“That’s all that matters to me. If I give the team a chance to win and we come out on top, which we did the past two outings. No one ever said this is going to be easy. It’s easy to get going when stuff is going your way and you’re feeling great. Right now, I feel great, I think I’m just fighting myself too much and not letting the game come to me.
“When everything’s working it’s easy to get through a game and go eight-nine innings. It’s these outings that make you mentally strong and you’re like, you know what, I grinded and I did everything I could and I made it through six.”
On control problems the biggest issue lately….
“It’s pretty obvious that’s what it is. I’m just throwing too many balls, getting deep in counts, and fighting myself to come all the way back … If these are my worst outings then I’ll take them anytime. It’s all about grinding and giving your team a chance to win.”
On overall health…
“I came in and I told Papi (Blue Jays hitting coach Bruce Walton), man I felt great. These past two games I felt better than I did earlier in the month. This game works in mysterious ways sometimes. But I feel great, I’d be worried if my velocities were down and stuff like that. But I look up there sometimes and my velocity is there … it’s just a matter of throwing strikes and getting back on my side and getting deep into these games.
On what he has seen from Romero lately…
“That he’s been able to give us a chance. His last couple of starts he has been getting kind of amped up and a little upset pretty quick. It’s been a big thing for him to just calm down mentally, just go out there and make pitches because when you get upset it’s when things stay in the middle of the plate and you try to do too much.
On his performance at the plate…
“I’ve been swinging it well lately. everything has been going good… I’ve been driving in runs when I’ve needed to and that’s a big thing for me is driving in those runs and that’s the way it’s been going lately. Sometimes you hit the ball right at the guy and today I got a couple to fall in there and I’ve felt good at the plate.”
“I didn’t think he had his best stuff, but the thing that’s special about Ricky, is his competitiveness. Couple big double plays to get him out of some jams, he just never gave in all night, got us through the sixth to turn it over to the bullpen.”
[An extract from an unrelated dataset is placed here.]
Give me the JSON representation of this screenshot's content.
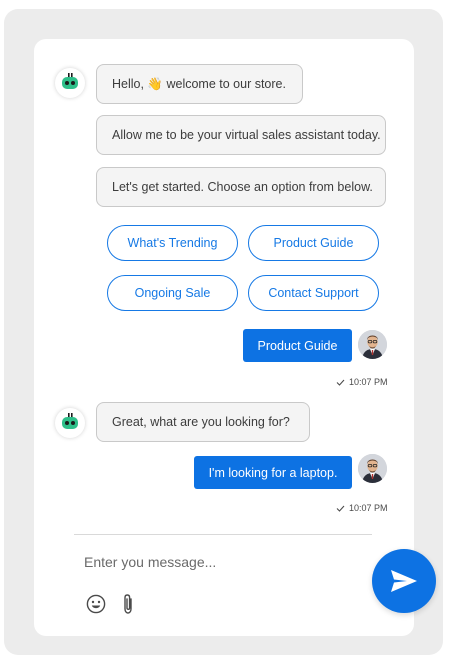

A ‘here we go again’ feeling after the Damon HR?
“Yeah, if it wasn’t for Ricky. We knew that the numbers, obviously he hit a second one against Ricky, the numbers, the matchups with him haven’t been good but (Romero) just never gives in and that’s what’s special, that’s what he has done all year, is rally when we really needed him.”
“Offensively we put ourselves in a position, because of what the pitcher did, to be aggressive on the bases. This is a good offensive club and I think we played a bit more as a club tonight.”
On Jesse Litsch topping 90 mph just once and whether fatigue is a factor…
“That’s hard to say. It might be the role, it might be the time of year, it’s hard to say. What I liked about it, is that he get himself into trouble and then got himself out of trouble. I know he was frustrated when he came in after that inning, we went over and said, it doesn’t matter you got out of it. Let’s build on that.”